This is a very pretty and head-turning wine. I basically say it smells and tastes like it looks like. Playful with notes of spring meadows after rain, tangy candied fruits and juicy mandarin. A field blend of many different grape varieties including Gruner Veltliner, Scheurebe, Weissburgunder, Neuberger, Welschriesling, Zweigelt and many more. Handpicked, 3-4 days maceration, then pressed to old barrels for 6 months aging on lees.
What's with the name? According to Judith "We rented the Fürstliches Prädium vineyard a couple of years ago and people have been calling it "Korea" since the 1950's. No one could really explain why. It is quite far away from Gols, so maybe some said it was like going to Korea. But nothing is known for sure. When we had the first harvest, we said why don't we use this name? We liked the idea of creating a North Korean propoganda style label."
Judith Beck is based with her family in Gols, Burgenland. A hot-bed for natural producers. Why? According to Judith, the "...region has centuries of history of small, self-sustaining family farms producing wine". Judith took over from her parents in 2004 and has converted to biodynamics since 2007. Today she maintains 20 hectares across town and mostly makes wines, with a few notable exceptions, that are really direct. Meaning they are often varietal based and express those varieties in all of their vibrant, sunny, beautifully Burgenland-ish way. The exceptions include the playfully bright, field-blend, light skin-contact wine that has won many fans, Koreaa. As well as the attention grabbing, confounding and glorious Hunny Bunny (super-light Blaufrankisch).

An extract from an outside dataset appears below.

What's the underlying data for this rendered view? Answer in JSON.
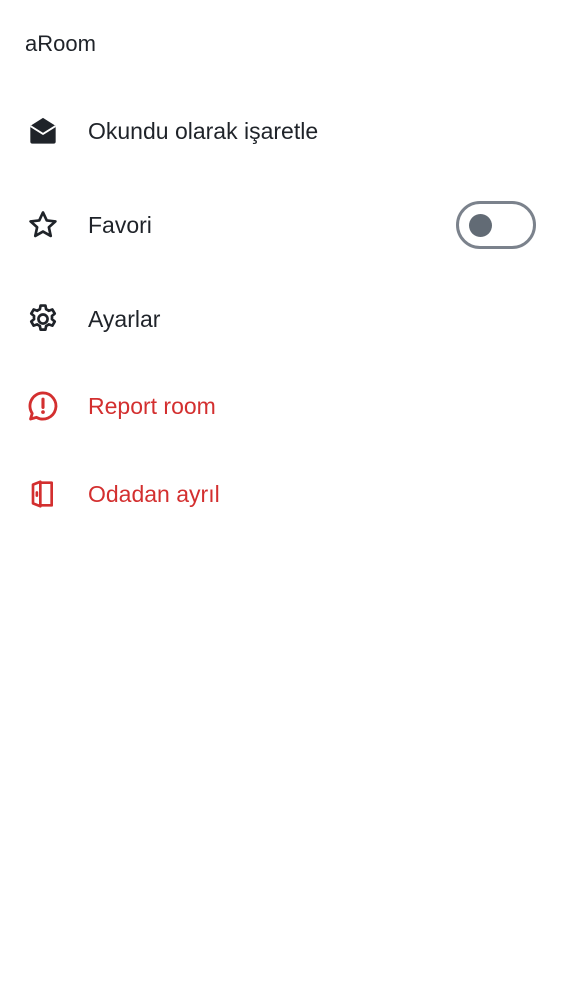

We fell in love with Judiths wines almost by chance. We were in Gols for Pannobile Day (a group her father helped found in 1994) to visit neighbouring producers we were already working with (Claus Preisinger & Renner). After a marathon of wine and walking, our final destination (at the other end of town from the Renner winery...) was Judith Becks winery. We found the wine (and their beer btw) so refreshing in all sorts of ways that we agreed on the spot that we'd have to bring some to Lithuania. Meeting Judith, who struck as a humble, no-nonsense, hardworking boss-lady behind beatifully honest wines sealed the deal. We're very happy and proud to have her wines.